Seabrook was supposed to deliver power competitive with oil at $12 a barrel. But in the wake of gigantic cost overruns, that is a long-forgotten dream.
The plant was supposed to cost less than $1 billion to build, but came in at around $5 billion and with only half the anticipated capacity. A second reactor was never completed.
And the meter keeps running. Every day the plant sits idle costs the consortium of 12 utilities that own Seabrook nearly $1.7 million - money needed just to keep the plant open and cover the financing on the initial investment.
At this point, the owners would like simply to cut their losses. Some utilities have started talking about absorbing part of the cost of Seabrook, rather than passing it along to their consumers.

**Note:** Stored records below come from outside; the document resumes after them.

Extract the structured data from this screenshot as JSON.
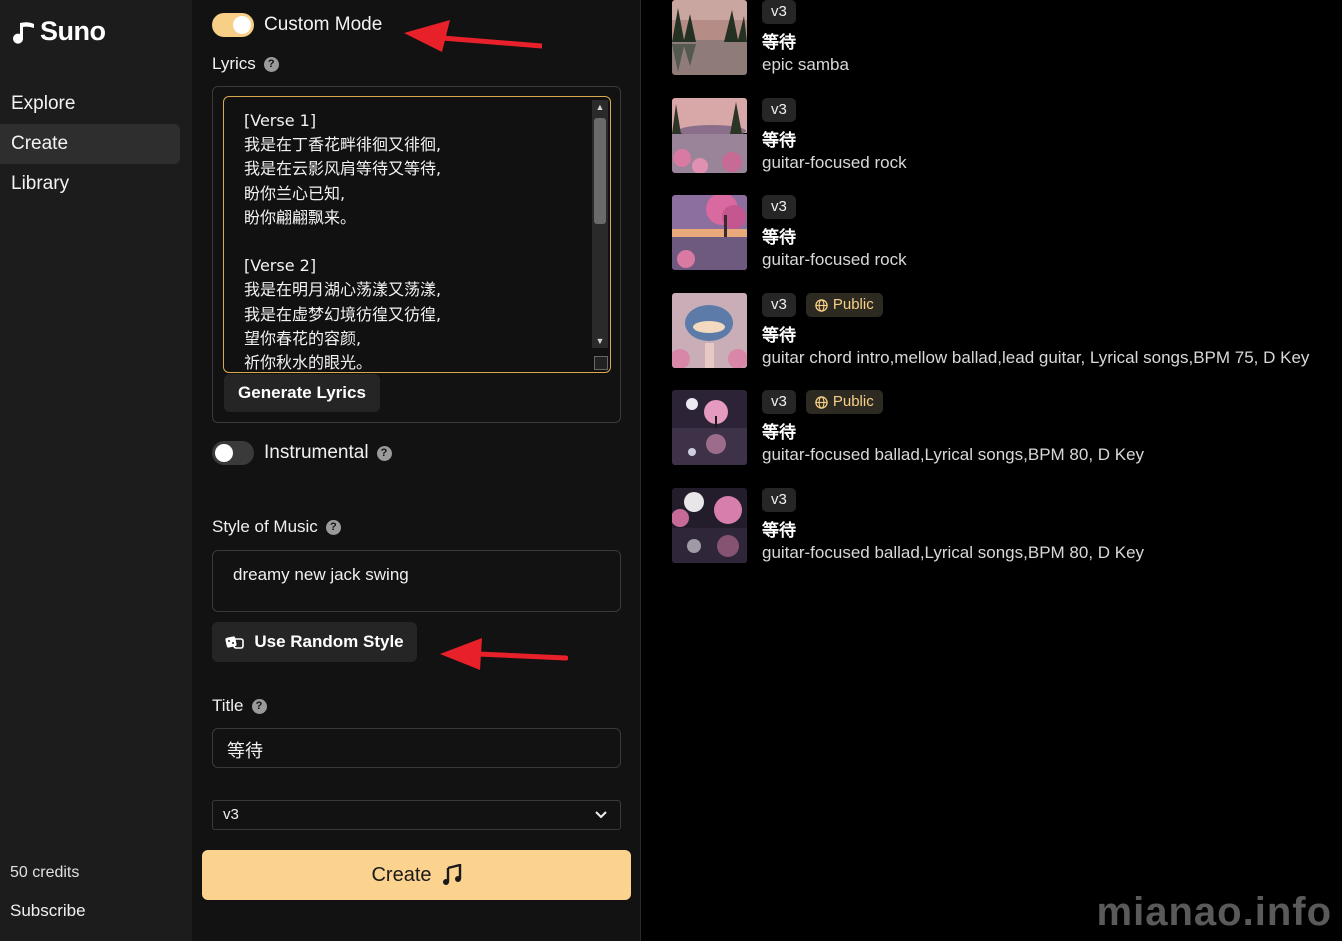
{
  "app": {
    "name": "Suno"
  },
  "sidebar": {
    "items": [
      {
        "label": "Explore"
      },
      {
        "label": "Create"
      },
      {
        "label": "Library"
      }
    ],
    "credits": "50 credits",
    "subscribe": "Subscribe"
  },
  "form": {
    "custom_mode": {
      "label": "Custom Mode",
      "on": true
    },
    "lyrics": {
      "label": "Lyrics",
      "value": "[Verse 1]\n我是在丁香花畔徘徊又徘徊,\n我是在云影风肩等待又等待,\n盼你兰心已知,\n盼你翩翩飘来。\n\n[Verse 2]\n我是在明月湖心荡漾又荡漾,\n我是在虚梦幻境彷徨又彷徨,\n望你春花的容颜,\n祈你秋水的眼光。",
      "generate_button": "Generate Lyrics"
    },
    "instrumental": {
      "label": "Instrumental",
      "on": false
    },
    "style": {
      "label": "Style of Music",
      "value": "dreamy new jack swing",
      "random_button": "Use Random Style"
    },
    "title": {
      "label": "Title",
      "value": "等待"
    },
    "model": {
      "value": "v3"
    },
    "create_button": "Create"
  },
  "songs": [
    {
      "version": "v3",
      "public": "",
      "title": "等待",
      "style": "epic samba",
      "thumb": "lake-forest"
    },
    {
      "version": "v3",
      "public": "",
      "title": "等待",
      "style": "guitar-focused rock",
      "thumb": "lake-blossom"
    },
    {
      "version": "v3",
      "public": "",
      "title": "等待",
      "style": "guitar-focused rock",
      "thumb": "tree-sunset"
    },
    {
      "version": "v3",
      "public": "Public",
      "title": "等待",
      "style": "guitar chord intro,mellow ballad,lead guitar, Lyrical songs,BPM 75, D Key",
      "thumb": "cloud-portal"
    },
    {
      "version": "v3",
      "public": "Public",
      "title": "等待",
      "style": "guitar-focused ballad,Lyrical songs,BPM 80, D Key",
      "thumb": "moon-tree"
    },
    {
      "version": "v3",
      "public": "",
      "title": "等待",
      "style": "guitar-focused ballad,Lyrical songs,BPM 80, D Key",
      "thumb": "moon-blossom"
    }
  ],
  "watermark": "mianao.info",
  "colors": {
    "accent": "#f8cf86",
    "create_button": "#fbd38f",
    "annotation_arrow": "#e8202a"
  }
}
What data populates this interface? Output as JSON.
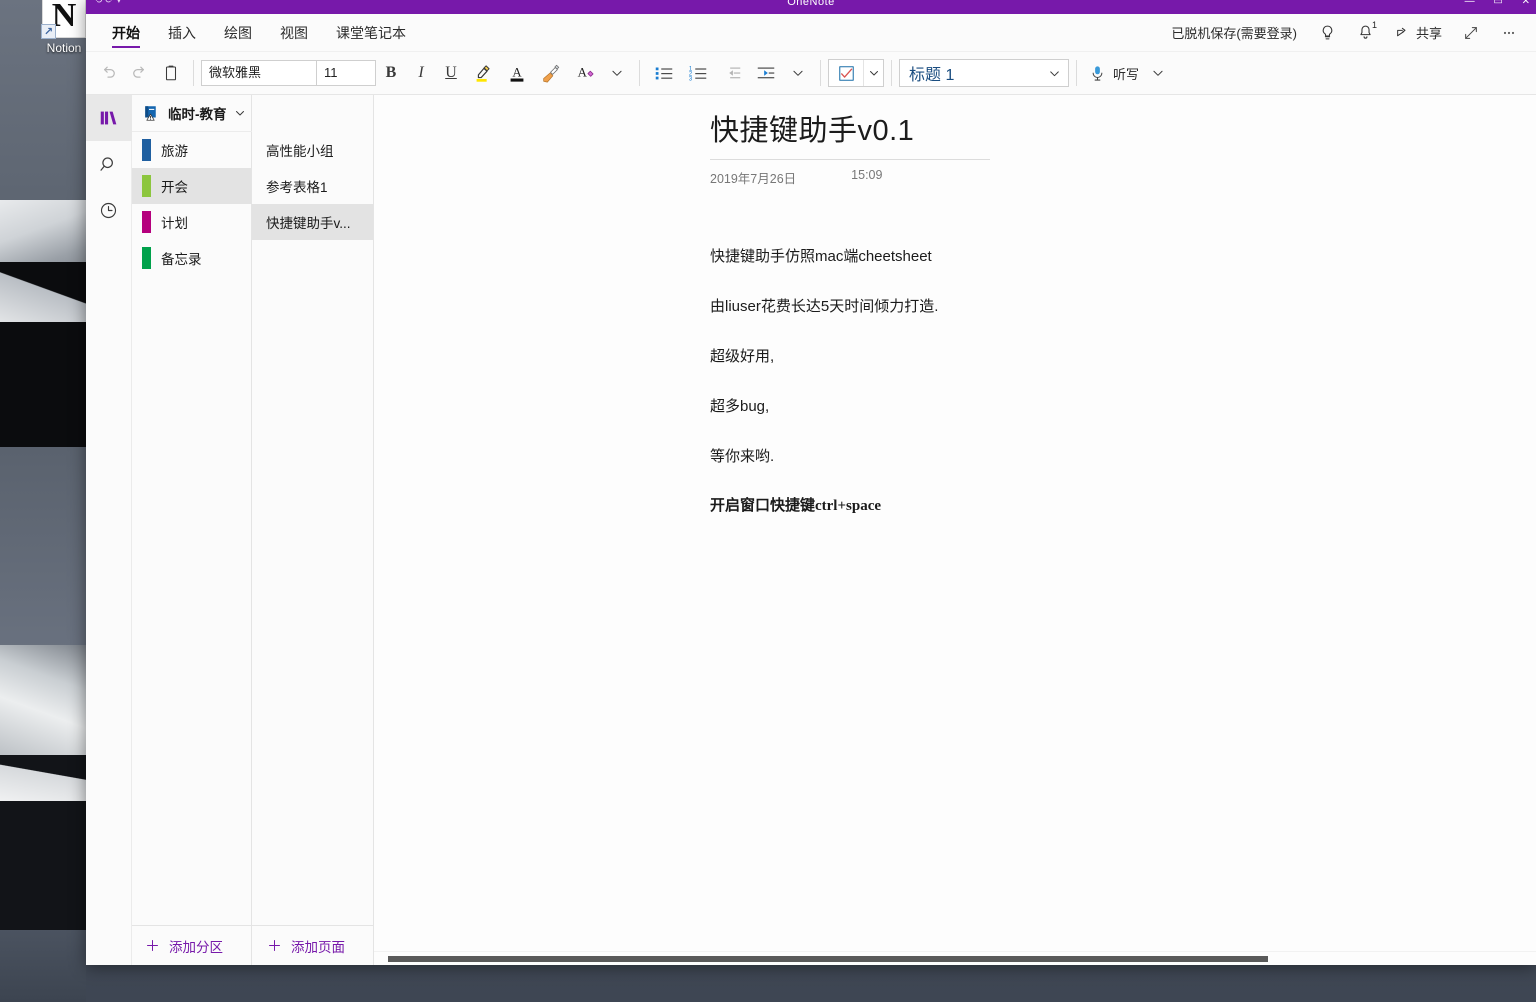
{
  "desktop": {
    "icon_label": "Notion",
    "icon_glyph": "N",
    "wallpaper": "grayscale-mountain-photo"
  },
  "window": {
    "title": "OneNote",
    "titlebar_color": "#7719aa"
  },
  "ribbon_tabs": [
    {
      "label": "开始",
      "active": true
    },
    {
      "label": "插入",
      "active": false
    },
    {
      "label": "绘图",
      "active": false
    },
    {
      "label": "视图",
      "active": false
    },
    {
      "label": "课堂笔记本",
      "active": false
    }
  ],
  "header_right": {
    "save_state": "已脱机保存(需要登录)",
    "tell_me_icon": "lightbulb-icon",
    "notifications_icon": "bell-icon",
    "notifications_count": "1",
    "share_label": "共享",
    "share_icon": "share-icon",
    "expand_icon": "expand-diagonal-icon",
    "overflow_icon": "ellipsis-icon"
  },
  "toolbar": {
    "undo_icon": "undo-icon",
    "redo_icon": "redo-icon",
    "paste_icon": "clipboard-icon",
    "font_name": "微软雅黑",
    "font_size": "11",
    "bold_label": "B",
    "italic_label": "I",
    "underline_label": "U",
    "highlight_icon": "highlighter-icon",
    "font_color_icon": "font-color-icon",
    "format_painter_icon": "format-painter-icon",
    "clear_formatting_icon": "clear-formatting-icon",
    "more_font_icon": "chevron-down-icon",
    "bullets_icon": "bullet-list-icon",
    "numbering_icon": "numbered-list-icon",
    "decrease_indent_icon": "decrease-indent-icon",
    "increase_indent_icon": "increase-indent-icon",
    "more_para_icon": "chevron-down-icon",
    "tag_icon": "todo-checkbox-icon",
    "tag_caret_icon": "chevron-down-icon",
    "style_value": "标题 1",
    "style_caret_icon": "chevron-down-icon",
    "dictate_label": "听写",
    "dictate_icon": "microphone-icon",
    "dictate_caret_icon": "chevron-down-icon"
  },
  "rail": [
    {
      "name": "notebooks",
      "icon": "notebooks-icon",
      "active": true
    },
    {
      "name": "search",
      "icon": "search-icon",
      "active": false
    },
    {
      "name": "recent",
      "icon": "clock-icon",
      "active": false
    }
  ],
  "notebook": {
    "name": "临时-教育",
    "icon": "notebook-warning-icon",
    "caret_icon": "chevron-down-icon"
  },
  "sections": [
    {
      "label": "旅游",
      "color": "#1f5fa0",
      "active": false
    },
    {
      "label": "开会",
      "color": "#8cc63e",
      "active": true
    },
    {
      "label": "计划",
      "color": "#b5007d",
      "active": false
    },
    {
      "label": "备忘录",
      "color": "#00a14b",
      "active": false
    }
  ],
  "add_section": {
    "label": "添加分区",
    "icon": "plus-icon"
  },
  "pages": [
    {
      "label": "高性能小组",
      "active": false
    },
    {
      "label": "参考表格1",
      "active": false
    },
    {
      "label": "快捷键助手v...",
      "active": true
    }
  ],
  "add_page": {
    "label": "添加页面",
    "icon": "plus-icon"
  },
  "document": {
    "title": "快捷键助手v0.1",
    "date": "2019年7月26日",
    "time": "15:09",
    "paragraphs": [
      {
        "text": "快捷键助手仿照mac端cheetsheet",
        "bold": false
      },
      {
        "text": "由liuser花费长达5天时间倾力打造.",
        "bold": false
      },
      {
        "text": "超级好用,",
        "bold": false
      },
      {
        "text": "超多bug,",
        "bold": false
      },
      {
        "text": "等你来哟.",
        "bold": false
      },
      {
        "text": "开启窗口快捷键ctrl+space",
        "bold": true
      }
    ]
  },
  "colors": {
    "accent_purple": "#7719aa",
    "selection_gray": "#e3e3e3",
    "app_background": "#fbfbfb"
  }
}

But this doesn't satisfy activists, who argue that money shouldn't have been poured into the plant in the first place.
``They've spent themselves into oblivion,'' says Kirk Stone, a Union of Concerned Scientists organizer based in New Hampshire. ``At this point, they're way beyond the bounds of reasonable cost for ratepayers.''
Especially hard hit is Public Service of New Hampshire, Seabrook's major shareholder. Last fall, the utility was forced to stop paying interest on most of its unsecured loans.
The company is now scrambling to restructure its debts and is asking for a 15 percent rate increase. It could be forced into bankruptcy at any time.
Other utilities involved in Seabrook are on firmer financial ground.
But it is not clear whether they would be willing to pick up the pieces if Public Service of New Hampshire were forced out of business.
And so, for now, the rehearsals at Seabrook continue.
Several times a day, for instance, a chemist pulls a sample from the ocean water pumped in from the Atlantic. The water is used routinely as coolant for the plant. The water's chlorine content is monitored to make sure it doesn't exceed federally mandated levels. The chlorine is added before the water enters the plant to keep marine organisms from clogging the pipes.
``We do hundreds of checks and tests,'' says New Hampshire Yankee's Scanzoni. That's the only way, he says, that Seabrook will be ready when its time finally comes.